- Poster presentation
- Open Access
IL-1 beta receptor antagonist efficacy in the treatment of idiopathic recurrent pericarditis
© Picco et al; licensee BioMed Central Ltd. 2008
- Published: 15 September 2008
- Familial Mediterranean Fever
- Pericardial Effusion
- Cardiac Tamponade
- Acute Phase Reactant
To assess the efficacy of IL-1 beta receptor antagonist (IL-1RA) in the treatment of steroid dependent idiopathic recurrent pericarditis (RP).
Three patients (1 male, 2 females, aged between 13 and 16) were enrolled. RP was defined by "pericardial" pain and ≥1 of the following signs: fever, pericardial friction rub, electrocardiographic changes, echocardiographic evidence of pericardial effusion, elevated acute phase reactants.
Patients showed recurrent flares of pericarditis with malaise, precordial pain, tachyorthopnoea, sometimes fever. 2/3 developed a life-threatening cardiac tamponade needing pericardiotomy. None of them presented signs or symptoms consistent with a chronic rheumatic disease: antinuclear, anti-coxsackie and anti adenovirus antibodies were negative. Genetic analysis ruled out Familial Mediterranean Fever. Mean disease duration was 2 years and mean rate of recurrences was 4 yearly. Pericarditis seemed steroid dependent and poorly responsive to colchicine.
IL-1RA administration was associated with a dramatic disappearance of symptoms and normalization of acute phase reactants. In all three patients IL-1RA was stopped after the achievement of a complete remission. In all cases, withdrawal was followed by a flare after a few weeks. The reinstitution of IL-1RA was associated with a new immediate response. All patients were mantained on IL-1RA treatment whilst steroids were tapered and stopped; at a mean follow-up of 4 months, none of them has experienced a disease relapse.
IL1-RA may be effective in the treatment of idiopathic recurrent pericarditis; moreover, this preliminary finding seems to suggest that these patients could be affected by a new, not yet identified, genetic autoinflammatory disease.
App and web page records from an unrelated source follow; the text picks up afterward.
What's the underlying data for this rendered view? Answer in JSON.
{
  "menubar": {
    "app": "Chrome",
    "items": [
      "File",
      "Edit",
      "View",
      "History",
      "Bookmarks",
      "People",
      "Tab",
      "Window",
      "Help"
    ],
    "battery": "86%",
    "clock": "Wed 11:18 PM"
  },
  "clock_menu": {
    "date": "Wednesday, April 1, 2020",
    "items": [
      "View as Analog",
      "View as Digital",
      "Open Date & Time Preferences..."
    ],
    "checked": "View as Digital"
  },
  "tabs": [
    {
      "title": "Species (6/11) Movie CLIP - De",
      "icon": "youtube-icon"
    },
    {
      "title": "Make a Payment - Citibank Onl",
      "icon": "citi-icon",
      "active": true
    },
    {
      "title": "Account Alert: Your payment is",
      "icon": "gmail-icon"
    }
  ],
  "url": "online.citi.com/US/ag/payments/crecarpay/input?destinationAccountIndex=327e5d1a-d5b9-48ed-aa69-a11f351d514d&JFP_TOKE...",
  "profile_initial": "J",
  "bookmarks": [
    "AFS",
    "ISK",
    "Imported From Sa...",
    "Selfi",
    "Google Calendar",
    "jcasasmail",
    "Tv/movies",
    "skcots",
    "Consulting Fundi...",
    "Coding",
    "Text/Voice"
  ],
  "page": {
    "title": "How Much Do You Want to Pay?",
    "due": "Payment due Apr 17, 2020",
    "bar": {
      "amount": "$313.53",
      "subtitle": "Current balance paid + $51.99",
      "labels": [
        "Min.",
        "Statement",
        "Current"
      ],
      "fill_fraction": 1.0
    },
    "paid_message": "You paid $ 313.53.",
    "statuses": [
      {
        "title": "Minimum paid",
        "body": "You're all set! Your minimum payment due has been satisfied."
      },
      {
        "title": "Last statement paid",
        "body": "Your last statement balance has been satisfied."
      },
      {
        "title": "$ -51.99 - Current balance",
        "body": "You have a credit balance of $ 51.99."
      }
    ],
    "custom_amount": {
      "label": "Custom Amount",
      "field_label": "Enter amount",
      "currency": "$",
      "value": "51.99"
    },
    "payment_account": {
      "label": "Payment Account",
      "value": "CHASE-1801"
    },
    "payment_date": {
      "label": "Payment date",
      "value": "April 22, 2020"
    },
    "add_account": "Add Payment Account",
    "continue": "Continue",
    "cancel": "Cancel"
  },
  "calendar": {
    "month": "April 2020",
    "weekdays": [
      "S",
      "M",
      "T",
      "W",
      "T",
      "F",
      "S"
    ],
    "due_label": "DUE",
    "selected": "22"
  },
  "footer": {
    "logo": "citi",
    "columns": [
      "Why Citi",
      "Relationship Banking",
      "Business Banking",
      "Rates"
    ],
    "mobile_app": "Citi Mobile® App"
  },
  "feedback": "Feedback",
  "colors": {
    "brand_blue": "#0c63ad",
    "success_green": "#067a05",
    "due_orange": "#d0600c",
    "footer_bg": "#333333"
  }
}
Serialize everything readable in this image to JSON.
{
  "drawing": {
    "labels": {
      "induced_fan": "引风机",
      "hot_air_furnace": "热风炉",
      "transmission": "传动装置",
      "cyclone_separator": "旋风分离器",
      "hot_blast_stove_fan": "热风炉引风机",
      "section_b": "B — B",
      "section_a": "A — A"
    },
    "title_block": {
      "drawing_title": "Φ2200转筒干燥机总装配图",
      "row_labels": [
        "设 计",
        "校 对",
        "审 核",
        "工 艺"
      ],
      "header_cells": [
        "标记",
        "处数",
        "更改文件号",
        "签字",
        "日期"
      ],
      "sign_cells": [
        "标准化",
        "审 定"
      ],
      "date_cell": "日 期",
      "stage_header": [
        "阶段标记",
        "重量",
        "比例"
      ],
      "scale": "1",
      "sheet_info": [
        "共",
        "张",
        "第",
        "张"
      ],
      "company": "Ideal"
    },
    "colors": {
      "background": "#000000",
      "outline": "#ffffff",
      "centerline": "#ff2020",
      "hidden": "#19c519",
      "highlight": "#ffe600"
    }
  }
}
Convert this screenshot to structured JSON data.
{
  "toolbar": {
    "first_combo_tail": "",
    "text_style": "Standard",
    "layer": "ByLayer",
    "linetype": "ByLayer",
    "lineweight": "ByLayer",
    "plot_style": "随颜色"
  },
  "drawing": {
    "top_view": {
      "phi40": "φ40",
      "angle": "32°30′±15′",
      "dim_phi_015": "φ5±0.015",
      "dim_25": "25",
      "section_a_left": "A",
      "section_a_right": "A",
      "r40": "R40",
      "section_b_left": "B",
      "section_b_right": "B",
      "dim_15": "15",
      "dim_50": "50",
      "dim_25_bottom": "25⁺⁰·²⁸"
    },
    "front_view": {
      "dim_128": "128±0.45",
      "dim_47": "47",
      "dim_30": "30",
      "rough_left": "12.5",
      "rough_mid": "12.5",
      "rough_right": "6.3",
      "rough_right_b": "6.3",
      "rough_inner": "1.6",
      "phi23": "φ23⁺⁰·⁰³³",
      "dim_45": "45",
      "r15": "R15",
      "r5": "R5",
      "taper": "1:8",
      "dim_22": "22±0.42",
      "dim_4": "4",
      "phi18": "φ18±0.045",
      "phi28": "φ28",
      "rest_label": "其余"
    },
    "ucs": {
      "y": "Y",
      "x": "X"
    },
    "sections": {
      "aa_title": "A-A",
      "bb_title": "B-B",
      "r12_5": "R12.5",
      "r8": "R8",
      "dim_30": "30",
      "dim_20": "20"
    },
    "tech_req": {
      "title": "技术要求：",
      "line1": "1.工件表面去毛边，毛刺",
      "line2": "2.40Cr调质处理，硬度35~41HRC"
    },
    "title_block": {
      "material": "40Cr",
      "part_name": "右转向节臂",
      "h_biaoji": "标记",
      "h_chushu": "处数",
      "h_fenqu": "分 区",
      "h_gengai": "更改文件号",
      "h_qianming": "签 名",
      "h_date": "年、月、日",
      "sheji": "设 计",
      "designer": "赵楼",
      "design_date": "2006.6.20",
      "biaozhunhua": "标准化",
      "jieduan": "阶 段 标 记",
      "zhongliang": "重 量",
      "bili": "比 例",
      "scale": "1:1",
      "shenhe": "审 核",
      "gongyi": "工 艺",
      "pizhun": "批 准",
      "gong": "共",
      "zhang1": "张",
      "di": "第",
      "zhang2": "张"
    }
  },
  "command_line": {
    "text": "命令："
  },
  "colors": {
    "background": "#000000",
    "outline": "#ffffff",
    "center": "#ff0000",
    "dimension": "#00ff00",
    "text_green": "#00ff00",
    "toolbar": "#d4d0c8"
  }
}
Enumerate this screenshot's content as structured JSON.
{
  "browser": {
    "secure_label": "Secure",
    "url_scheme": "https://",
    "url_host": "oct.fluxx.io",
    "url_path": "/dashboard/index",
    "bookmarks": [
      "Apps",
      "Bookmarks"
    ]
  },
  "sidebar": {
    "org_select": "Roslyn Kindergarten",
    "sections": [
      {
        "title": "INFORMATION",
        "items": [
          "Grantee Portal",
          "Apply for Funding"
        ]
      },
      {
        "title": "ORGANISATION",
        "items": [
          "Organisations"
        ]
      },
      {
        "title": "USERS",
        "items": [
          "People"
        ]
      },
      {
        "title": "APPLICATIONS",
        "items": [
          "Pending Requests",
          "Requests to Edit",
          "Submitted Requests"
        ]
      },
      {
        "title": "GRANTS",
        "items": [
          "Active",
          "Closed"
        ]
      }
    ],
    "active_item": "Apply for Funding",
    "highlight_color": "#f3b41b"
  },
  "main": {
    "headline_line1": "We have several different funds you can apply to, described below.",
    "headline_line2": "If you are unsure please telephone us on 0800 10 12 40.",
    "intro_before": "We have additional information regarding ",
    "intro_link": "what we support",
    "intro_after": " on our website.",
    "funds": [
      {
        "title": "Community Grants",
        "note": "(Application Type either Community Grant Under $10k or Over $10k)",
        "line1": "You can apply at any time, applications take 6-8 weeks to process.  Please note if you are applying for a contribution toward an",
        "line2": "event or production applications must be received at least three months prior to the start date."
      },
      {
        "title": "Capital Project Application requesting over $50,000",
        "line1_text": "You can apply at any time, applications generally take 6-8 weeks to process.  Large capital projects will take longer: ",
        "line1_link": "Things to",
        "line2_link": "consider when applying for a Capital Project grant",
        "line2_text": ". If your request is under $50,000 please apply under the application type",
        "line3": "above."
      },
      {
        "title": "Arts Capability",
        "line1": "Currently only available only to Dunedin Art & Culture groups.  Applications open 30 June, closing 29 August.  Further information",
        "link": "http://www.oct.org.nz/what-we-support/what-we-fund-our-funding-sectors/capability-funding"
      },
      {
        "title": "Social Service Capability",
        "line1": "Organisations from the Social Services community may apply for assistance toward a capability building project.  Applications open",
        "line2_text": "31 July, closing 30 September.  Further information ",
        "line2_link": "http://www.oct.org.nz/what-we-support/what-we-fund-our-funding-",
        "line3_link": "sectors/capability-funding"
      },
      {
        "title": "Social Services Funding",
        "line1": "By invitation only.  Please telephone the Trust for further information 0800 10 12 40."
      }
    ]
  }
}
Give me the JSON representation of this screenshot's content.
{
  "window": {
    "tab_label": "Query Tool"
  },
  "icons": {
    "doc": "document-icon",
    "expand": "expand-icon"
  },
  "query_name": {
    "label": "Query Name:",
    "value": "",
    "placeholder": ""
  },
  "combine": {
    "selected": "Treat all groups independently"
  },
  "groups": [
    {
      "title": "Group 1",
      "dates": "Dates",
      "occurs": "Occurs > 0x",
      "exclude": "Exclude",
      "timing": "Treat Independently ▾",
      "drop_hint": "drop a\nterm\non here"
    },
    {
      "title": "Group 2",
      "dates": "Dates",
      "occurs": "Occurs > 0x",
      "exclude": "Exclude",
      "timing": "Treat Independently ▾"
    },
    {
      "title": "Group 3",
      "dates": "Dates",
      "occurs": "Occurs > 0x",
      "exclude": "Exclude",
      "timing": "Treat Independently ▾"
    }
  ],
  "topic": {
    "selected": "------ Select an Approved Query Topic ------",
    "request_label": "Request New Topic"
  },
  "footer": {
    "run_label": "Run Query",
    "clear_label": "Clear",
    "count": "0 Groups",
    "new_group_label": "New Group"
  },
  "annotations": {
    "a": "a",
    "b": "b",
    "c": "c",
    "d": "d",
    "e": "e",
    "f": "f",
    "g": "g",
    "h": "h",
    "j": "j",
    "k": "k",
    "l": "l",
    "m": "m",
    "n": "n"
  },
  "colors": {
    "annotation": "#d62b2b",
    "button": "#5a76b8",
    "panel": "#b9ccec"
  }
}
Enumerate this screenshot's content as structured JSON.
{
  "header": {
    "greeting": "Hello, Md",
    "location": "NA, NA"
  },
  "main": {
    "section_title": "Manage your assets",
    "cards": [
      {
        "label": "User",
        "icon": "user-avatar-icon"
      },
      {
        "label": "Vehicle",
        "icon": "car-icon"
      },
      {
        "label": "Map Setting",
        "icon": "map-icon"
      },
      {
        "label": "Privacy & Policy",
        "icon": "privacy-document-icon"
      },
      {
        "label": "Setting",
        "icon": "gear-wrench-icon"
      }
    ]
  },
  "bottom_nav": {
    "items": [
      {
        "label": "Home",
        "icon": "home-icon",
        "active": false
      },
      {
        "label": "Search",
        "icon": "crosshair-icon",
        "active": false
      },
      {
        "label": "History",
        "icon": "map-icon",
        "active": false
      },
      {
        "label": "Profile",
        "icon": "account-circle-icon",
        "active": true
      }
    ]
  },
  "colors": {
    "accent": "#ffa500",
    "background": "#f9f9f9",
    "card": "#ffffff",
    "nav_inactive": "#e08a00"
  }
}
This article is published under license to BioMed Central Ltd.